Caroline Davis

Fever 1793 by Laurie Halse Anderson

In Books on March 2, 2010 at 9:01 am

Summary: Matilda “Mattie” Cook lives in Philadelphia, where her widowed mother and grandfather run a successful coffeehouse. Mattie usually has a lot of chores to help keep the business running, but she doesn’t mind going down to the bustling marketplace, and she enjoys seeing her garden thrive. Everything changes when an epidemic of yellow fever charges through the city – the richest citizens flee to the countryside, those who remain are surrounded by the sick and dying, and robbers and thieves roam the mostly empty streets, looking for abandoned houses to ransack. Mattie catches the fever, but survives, waking to find her mother missing and her grandfather weakened by illness. The garden is dried up, and the marketplace is empty – will Mattie starve before the epidemic ends? Will she ever see her mother again?

Highlights: As with many of the best-researched historical novels, Anderson takes an actual historic event – the Philadelphia Yellow Fever epidemic of 1793 – and recreates the city with figures both real and imagined. Each chapter is headed by a quote from the real letters and writings of those who experienced the epidemic, which adds even more to the authenticity. By following Mattie’s story, readers can vicariously experience the devastation and aftermath of a disaster, and hopefully never have to experience something like it themselves.  An ALA Best Books for Young Adults.


Laurie Halse Anderson’s Official Website

Interview with Laurie Halse Anderson (Reading Rockets)

Interview with Laurie Halse Anderson (School Library Journal)

Other Reviews:

@ The Shady Glen

@ Shelf Love

@ Royal Reads

Leave a Reply

Fill in your details below or click an icon to log in: Logo

You are commenting using your account. Log Out / Change )

Twitter picture

You are commenting using your Twitter account. Log Out / Change )

Facebook photo

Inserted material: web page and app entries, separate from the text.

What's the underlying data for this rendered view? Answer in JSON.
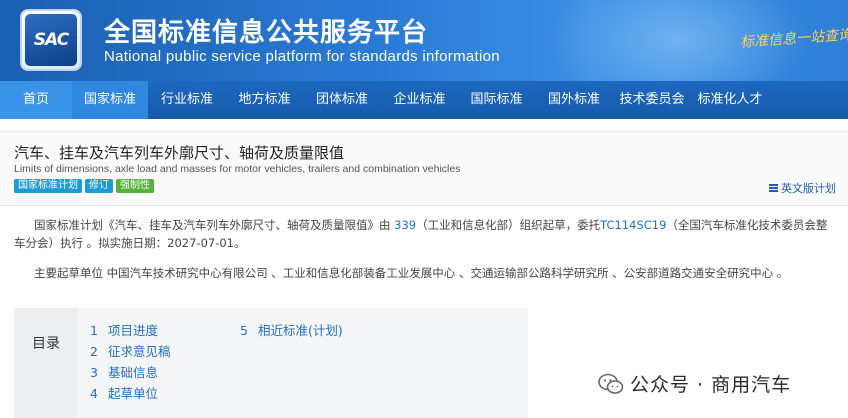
{
  "header": {
    "logo_text": "SAC",
    "title": "全国标准信息公共服务平台",
    "subtitle": "National public service platform  for standards information",
    "slogan": "标准信息一站查询"
  },
  "nav": {
    "items": [
      {
        "label": "首页"
      },
      {
        "label": "国家标准"
      },
      {
        "label": "行业标准"
      },
      {
        "label": "地方标准"
      },
      {
        "label": "团体标准"
      },
      {
        "label": "企业标准"
      },
      {
        "label": "国际标准"
      },
      {
        "label": "国外标准"
      },
      {
        "label": "技术委员会"
      },
      {
        "label": "标准化人才"
      }
    ]
  },
  "standard": {
    "title_cn": "汽车、挂车及汽车列车外廓尺寸、轴荷及质量限值",
    "title_en": "Limits of dimensions, axle load and masses for motor vehicles, trailers and combination vehicles",
    "tags": [
      "国家标准计划",
      "修订",
      "强制性"
    ],
    "en_plan_label": "英文版计划"
  },
  "description": {
    "part1": "国家标准计划《汽车、挂车及汽车列车外廓尺寸、轴荷及质量限值》由 ",
    "org_code": "339",
    "part2": "（工业和信息化部）组织起草，委托",
    "tc_code": "TC114SC19",
    "part3": "（全国汽车标准化技术委员会整车分会）执行 。拟实施日期：2027-07-01。",
    "orgs_line": "主要起草单位 中国汽车技术研究中心有限公司 、工业和信息化部装备工业发展中心 、交通运输部公路科学研究所 、公安部道路交通安全研究中心 。"
  },
  "toc": {
    "label": "目录",
    "col1": [
      {
        "num": "1",
        "text": "项目进度"
      },
      {
        "num": "2",
        "text": "征求意见稿"
      },
      {
        "num": "3",
        "text": "基础信息"
      },
      {
        "num": "4",
        "text": "起草单位"
      }
    ],
    "col2": [
      {
        "num": "5",
        "text": "相近标准(计划)"
      }
    ]
  },
  "watermark": {
    "text": "公众号 · 商用汽车"
  },
  "colors": {
    "banner": "#2a7bd6",
    "nav": "#1659a9",
    "nav_active": "#2f87e0",
    "link": "#1f6fc4",
    "tag_blue": "#1e9bd7",
    "tag_green": "#55b33c"
  }
}
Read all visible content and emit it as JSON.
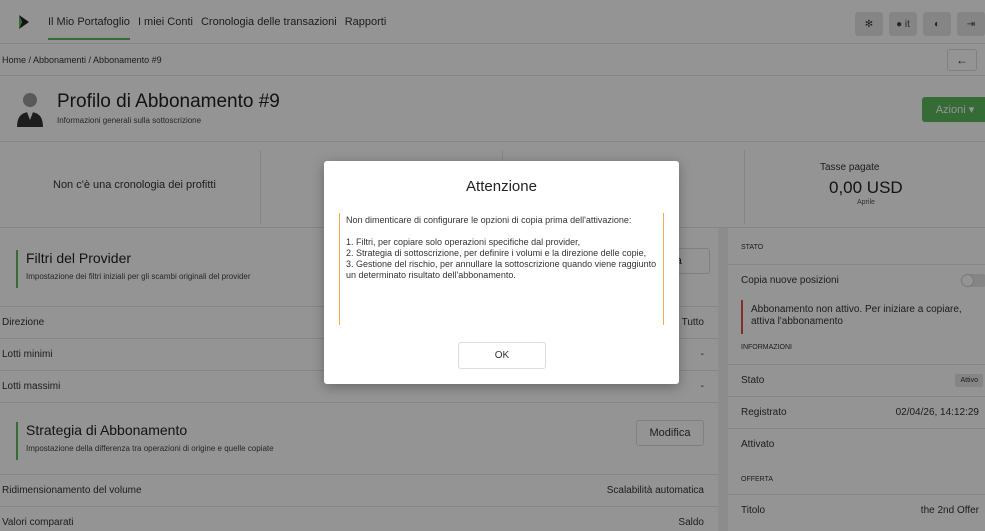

You are commenting using your Facebook account. Log Out / Change )

Google+ photo

You are commenting using your Google+ account. Log Out / Change )

Connecting to %s

%d bloggers like this: